Stacks of hairy yams line an Ibadan market where vendors negotiate over price and quality before loading them onto vehicles to travel the last distance to Nigerian buyers. A man pushing a hand cart full with the tubers through congested nearby traffic.
Yams are a staple food and source of income for people all over West Africa when they are crushed into paste, ground into flour, boiled, or fried. However, the “yam belt,” which runs from Guinea to Cameroon, is seeing worsening growing conditions at the same time as rising costs for other necessities.
Vendor Adewale Elekun said farmers in Nigeria are already finding life harder than in the past, when soil was good and the land fertile.

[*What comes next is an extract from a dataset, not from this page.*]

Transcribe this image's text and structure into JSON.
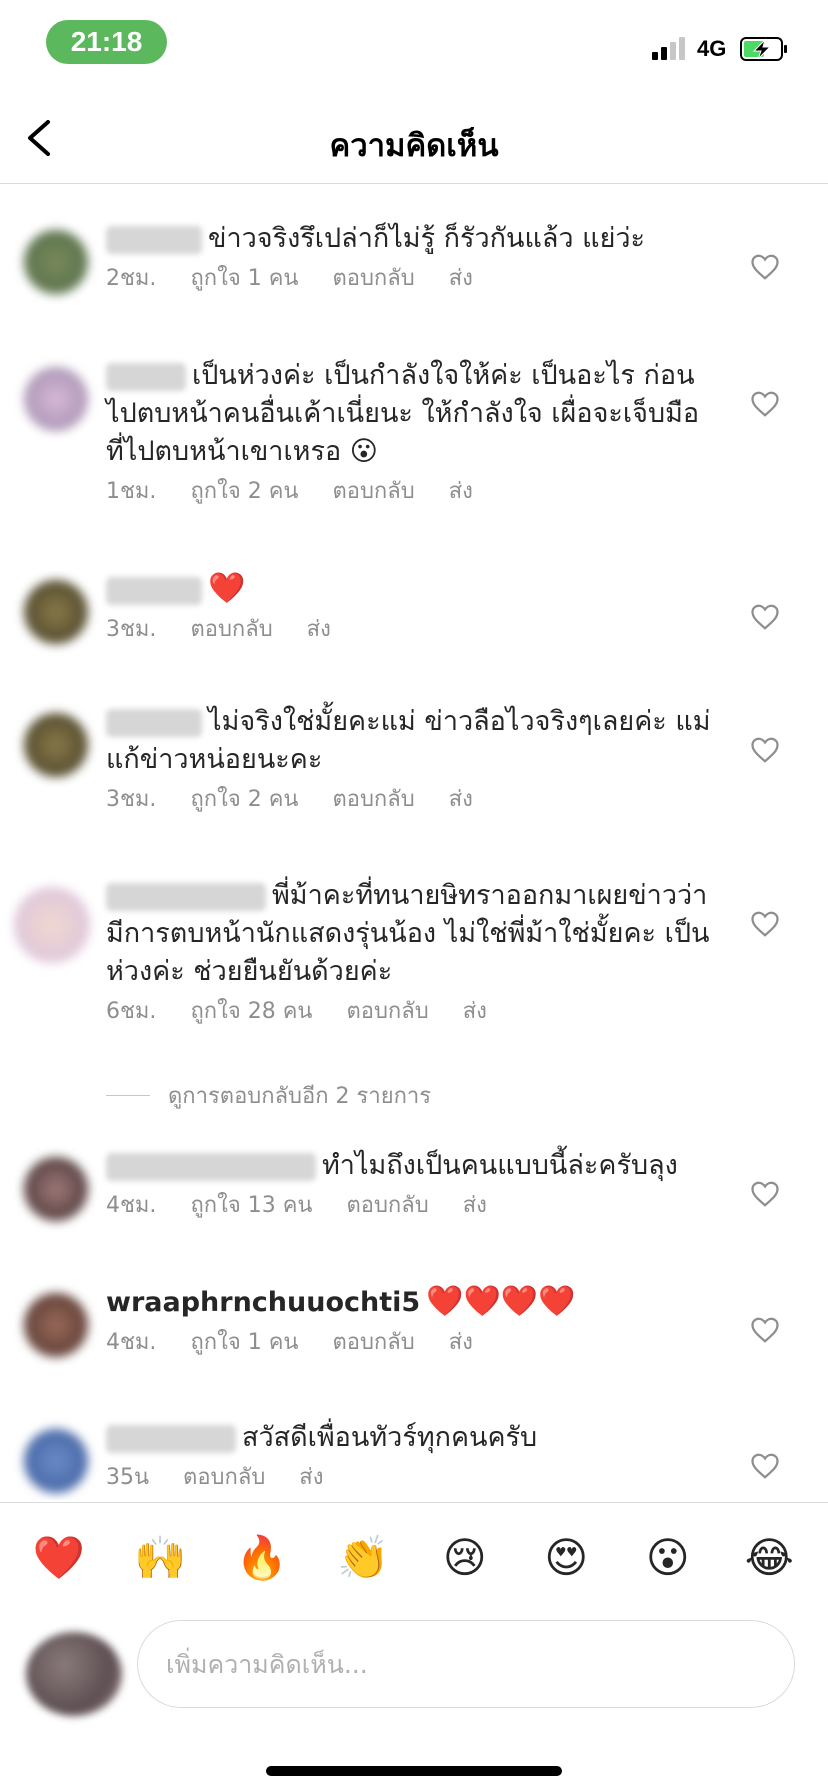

“Today the quality of the soil has faded,” he said, amidst the bustle of the market.
Elsewhere in Ibadan, a transit and tech startup hub 130 km (80 miles) northeast of Lagos, molecular geneticist Dr Ranjana Bhattacharjee says she hopes to change things for the better by helping to create hardier and more adaptable plants.
She is working at the city’s International Institute of Tropical Agriculture to complete whole-genome sequencing of around 1,000 yam samples – work she says paves the way for moves to ensure future crops are more adaptable to a changing climate.

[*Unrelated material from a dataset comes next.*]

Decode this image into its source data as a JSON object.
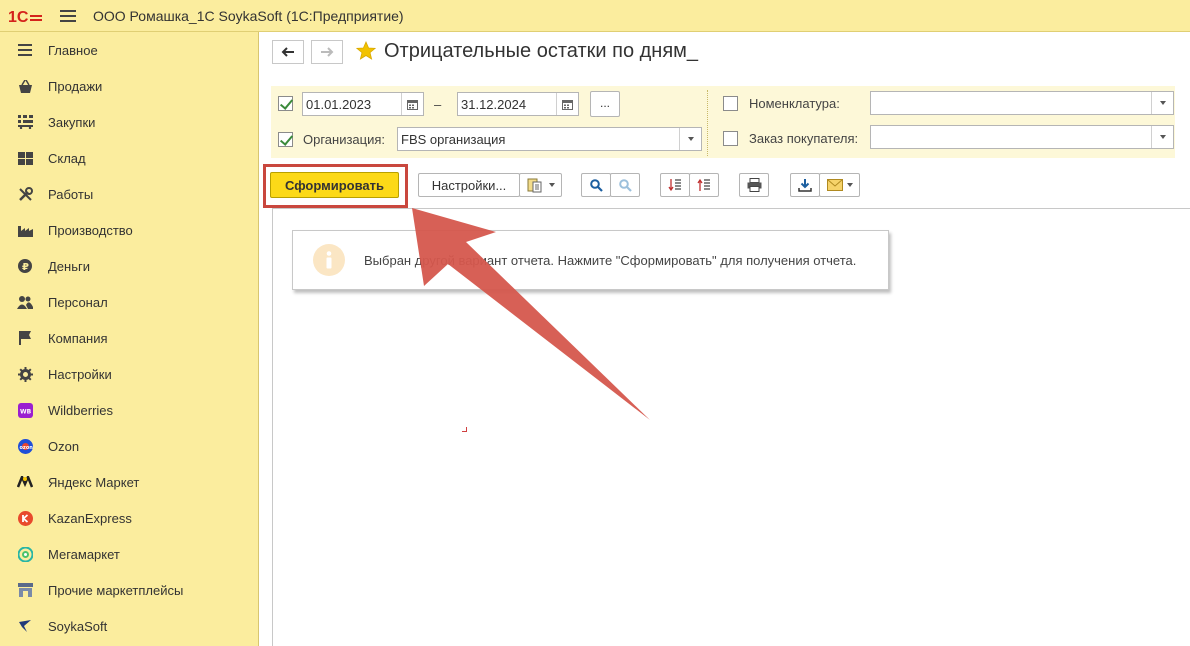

“If you want to make an improvement in crops, then you have to do genome sequencing to understand the genes of your targeted traits like disease resistance (and) quality,” Bhattacharjee said.
The need to boost locally grown crops is particularly acute because of global food price rises since some major producing countries decided to export less food and Russia’s invasion of Ukraine blocked that country’s grain and sunflower seed exports.
Yams, bigger than their unrelated north American namesake, symbolize prosperity, wealth and even fertility in West Africa.
Sequencing their genomes could help West African farmers, who grow some 90% of all yams worldwide, improve their yield and keep it high, said Bhattacharjee, adding once the results are published, others will work on applying them.
“That will then ultimately lead to food security, not only in Nigeria but also in West Africa where the yam is being grown,” she said.